Poker is a game of cards in which players place bets over a series of rounds until one player has a high enough hand to claim the pot. While there are many different poker variants, all of them share the same basic structure. Players are dealt cards and place bets, with the winner being the last player to make a five-card hand or to call all other players’ raises.
Poker requires patience and the ability to sit around for long periods of time doing virtually nothing but waiting for good cards or a favorable situation. It also teaches you how to deal with stress and pressure, which are highly useful skills in life. This is why so many successful poker players move into industries like finance and investments after retiring from playing.
The game of poker also teaches you to observe your opponents. It’s important to pay attention to their body language, their betting behavior and other tells. For example, if an opponent calls frequently but then suddenly makes a large raise, this is usually a sign that they have a great hand.
It also teaches you to manage your bankroll. While luck will always play a role in poker, skilled players can control how much they bet and how often. This is the best way to avoid chasing your losses and ultimately improve your chances of winning.

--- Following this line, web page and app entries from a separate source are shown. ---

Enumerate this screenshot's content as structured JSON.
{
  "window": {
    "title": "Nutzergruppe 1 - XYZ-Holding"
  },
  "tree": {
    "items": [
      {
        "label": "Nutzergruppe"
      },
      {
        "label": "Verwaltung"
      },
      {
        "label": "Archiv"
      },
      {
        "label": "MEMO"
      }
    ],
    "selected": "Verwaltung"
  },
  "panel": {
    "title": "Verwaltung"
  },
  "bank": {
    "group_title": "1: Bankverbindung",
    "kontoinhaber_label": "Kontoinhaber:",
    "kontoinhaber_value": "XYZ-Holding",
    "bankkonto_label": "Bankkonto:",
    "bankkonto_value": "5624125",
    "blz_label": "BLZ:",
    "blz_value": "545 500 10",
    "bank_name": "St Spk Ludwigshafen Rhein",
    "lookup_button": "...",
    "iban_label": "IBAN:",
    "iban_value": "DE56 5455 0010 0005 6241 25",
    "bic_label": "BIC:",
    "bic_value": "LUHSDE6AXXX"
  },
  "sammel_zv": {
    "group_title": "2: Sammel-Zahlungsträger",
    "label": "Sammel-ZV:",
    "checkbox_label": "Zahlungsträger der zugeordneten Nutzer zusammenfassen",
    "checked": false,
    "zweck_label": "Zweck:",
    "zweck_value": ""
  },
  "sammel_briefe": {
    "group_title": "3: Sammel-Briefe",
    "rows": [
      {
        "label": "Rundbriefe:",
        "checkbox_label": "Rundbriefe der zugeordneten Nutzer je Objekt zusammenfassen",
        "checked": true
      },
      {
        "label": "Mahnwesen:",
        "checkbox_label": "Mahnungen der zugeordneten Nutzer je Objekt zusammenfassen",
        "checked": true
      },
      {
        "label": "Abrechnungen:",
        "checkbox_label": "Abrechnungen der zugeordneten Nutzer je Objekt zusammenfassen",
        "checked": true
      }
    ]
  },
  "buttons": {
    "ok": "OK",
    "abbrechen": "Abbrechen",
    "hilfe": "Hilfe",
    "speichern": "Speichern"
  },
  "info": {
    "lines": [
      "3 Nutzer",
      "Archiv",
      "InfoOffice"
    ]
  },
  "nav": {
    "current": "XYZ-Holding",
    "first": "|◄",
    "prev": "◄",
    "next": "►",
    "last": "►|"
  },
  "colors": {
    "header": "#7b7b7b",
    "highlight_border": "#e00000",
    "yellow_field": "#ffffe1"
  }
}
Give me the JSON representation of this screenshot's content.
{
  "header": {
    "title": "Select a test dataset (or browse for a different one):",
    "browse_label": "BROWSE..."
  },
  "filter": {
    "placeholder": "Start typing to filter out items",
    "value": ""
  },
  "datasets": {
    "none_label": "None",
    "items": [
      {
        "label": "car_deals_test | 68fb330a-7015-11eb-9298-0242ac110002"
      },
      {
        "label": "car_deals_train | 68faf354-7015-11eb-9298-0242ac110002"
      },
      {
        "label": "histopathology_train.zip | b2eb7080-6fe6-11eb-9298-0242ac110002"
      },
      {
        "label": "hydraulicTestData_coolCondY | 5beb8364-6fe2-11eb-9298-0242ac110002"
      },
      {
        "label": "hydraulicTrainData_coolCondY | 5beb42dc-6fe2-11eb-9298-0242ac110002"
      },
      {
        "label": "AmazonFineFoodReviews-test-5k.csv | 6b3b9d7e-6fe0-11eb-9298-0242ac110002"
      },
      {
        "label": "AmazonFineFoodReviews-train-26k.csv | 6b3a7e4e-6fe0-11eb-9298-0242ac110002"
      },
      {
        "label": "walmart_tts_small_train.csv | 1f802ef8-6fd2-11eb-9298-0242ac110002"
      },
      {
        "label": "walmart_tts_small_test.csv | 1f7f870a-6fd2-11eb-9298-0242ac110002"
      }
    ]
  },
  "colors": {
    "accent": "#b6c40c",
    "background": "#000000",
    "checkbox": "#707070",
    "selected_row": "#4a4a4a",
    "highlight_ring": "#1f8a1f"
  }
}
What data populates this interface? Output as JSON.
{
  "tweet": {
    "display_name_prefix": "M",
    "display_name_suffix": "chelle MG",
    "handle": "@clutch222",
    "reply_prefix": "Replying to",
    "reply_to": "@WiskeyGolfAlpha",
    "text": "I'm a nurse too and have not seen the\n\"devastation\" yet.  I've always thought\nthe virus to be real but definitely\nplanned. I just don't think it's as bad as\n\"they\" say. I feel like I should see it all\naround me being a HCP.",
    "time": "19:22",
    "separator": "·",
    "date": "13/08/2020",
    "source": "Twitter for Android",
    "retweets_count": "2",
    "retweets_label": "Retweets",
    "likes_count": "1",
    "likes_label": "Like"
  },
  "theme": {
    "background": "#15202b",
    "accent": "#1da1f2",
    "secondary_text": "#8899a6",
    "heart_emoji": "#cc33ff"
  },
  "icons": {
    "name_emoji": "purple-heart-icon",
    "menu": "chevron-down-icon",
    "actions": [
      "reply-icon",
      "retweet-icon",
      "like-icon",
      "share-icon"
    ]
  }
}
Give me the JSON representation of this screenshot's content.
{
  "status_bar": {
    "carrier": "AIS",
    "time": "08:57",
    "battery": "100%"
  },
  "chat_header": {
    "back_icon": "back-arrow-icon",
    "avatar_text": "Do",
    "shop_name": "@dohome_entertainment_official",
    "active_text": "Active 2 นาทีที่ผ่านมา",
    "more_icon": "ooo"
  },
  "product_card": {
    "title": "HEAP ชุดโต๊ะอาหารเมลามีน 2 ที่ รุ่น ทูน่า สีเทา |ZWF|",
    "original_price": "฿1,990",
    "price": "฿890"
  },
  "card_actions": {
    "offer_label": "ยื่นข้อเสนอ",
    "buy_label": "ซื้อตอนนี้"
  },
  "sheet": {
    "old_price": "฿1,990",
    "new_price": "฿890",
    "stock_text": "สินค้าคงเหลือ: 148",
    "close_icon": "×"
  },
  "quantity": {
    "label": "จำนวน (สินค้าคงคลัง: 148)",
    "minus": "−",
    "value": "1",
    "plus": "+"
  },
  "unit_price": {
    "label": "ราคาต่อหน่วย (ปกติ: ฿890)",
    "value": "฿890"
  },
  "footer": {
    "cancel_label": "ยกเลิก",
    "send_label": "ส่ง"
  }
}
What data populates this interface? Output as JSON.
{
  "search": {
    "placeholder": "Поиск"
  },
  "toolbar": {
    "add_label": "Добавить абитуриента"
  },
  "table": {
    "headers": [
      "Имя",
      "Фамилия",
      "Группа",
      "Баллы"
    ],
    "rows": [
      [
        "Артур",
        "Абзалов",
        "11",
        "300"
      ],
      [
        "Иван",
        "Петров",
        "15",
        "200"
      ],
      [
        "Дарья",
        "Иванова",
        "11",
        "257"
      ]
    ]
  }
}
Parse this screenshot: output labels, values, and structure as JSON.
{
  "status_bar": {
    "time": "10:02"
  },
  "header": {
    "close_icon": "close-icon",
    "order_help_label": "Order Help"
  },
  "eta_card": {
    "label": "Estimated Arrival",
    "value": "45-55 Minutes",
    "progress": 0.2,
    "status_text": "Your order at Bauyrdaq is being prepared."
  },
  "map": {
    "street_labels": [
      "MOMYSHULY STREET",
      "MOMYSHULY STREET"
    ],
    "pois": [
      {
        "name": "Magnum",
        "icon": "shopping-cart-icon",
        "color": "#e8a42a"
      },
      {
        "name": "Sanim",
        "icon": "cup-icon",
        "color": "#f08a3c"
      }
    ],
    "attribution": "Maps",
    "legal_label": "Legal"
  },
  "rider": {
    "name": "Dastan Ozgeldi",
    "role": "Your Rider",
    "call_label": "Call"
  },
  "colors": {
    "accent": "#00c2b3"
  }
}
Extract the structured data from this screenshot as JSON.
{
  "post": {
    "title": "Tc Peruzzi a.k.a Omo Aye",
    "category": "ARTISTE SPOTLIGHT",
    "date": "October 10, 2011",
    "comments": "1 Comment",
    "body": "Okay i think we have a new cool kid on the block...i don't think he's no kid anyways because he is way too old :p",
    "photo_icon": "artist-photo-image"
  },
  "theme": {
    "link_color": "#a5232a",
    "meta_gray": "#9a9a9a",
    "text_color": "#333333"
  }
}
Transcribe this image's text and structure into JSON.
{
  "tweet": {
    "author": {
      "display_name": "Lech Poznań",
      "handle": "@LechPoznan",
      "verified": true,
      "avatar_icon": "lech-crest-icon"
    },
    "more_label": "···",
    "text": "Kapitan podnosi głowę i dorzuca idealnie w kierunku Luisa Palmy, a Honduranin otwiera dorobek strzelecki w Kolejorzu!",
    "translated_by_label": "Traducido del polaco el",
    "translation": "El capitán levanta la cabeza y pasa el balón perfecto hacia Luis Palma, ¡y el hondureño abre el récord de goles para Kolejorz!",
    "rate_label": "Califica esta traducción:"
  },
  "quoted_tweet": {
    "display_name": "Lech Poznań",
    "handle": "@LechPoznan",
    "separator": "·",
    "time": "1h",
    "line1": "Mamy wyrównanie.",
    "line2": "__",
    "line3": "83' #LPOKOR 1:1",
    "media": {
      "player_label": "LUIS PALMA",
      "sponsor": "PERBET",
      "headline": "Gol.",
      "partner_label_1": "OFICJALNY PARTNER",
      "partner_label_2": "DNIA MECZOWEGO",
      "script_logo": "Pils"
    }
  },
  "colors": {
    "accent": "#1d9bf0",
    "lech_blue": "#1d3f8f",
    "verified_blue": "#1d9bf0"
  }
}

In addition to preparing for a long poker session, you should also work on your stamina and focus. This will help you become a better player over time. It’s also important to have a clear mind and a good understanding of your own strengths and weaknesses. This will give you the confidence needed to play the game.
You’ll also learn how to be a better leader and teammate through poker. It’s a highly social and competitive game, and you’ll need to be able to lead your teammates in the right direction. It’s important to have a positive attitude towards other players and to be able to listen and learn from your mistakes.
Lastly, poker is an excellent game for building discipline. It helps you to stay focused and not get distracted by other things going on in the room or in your life. It also teaches you how to cope with losses and to set aims for yourself in the future.
There are many other skills that you’ll learn through poker, but these are the most important ones to start with. You’ll need to be patient and dedicated to improving your game, and you’ll have to practice and study extensively. It’s also important to find a good poker site that offers the right games for your skill level and bankroll. Remember that the best sites will offer generous bonuses and a user-friendly interface. They’ll also have extensive information about the different game variations and rules. This will make it easier for you to choose the right game for you. The site should also provide a wide range of poker tournaments.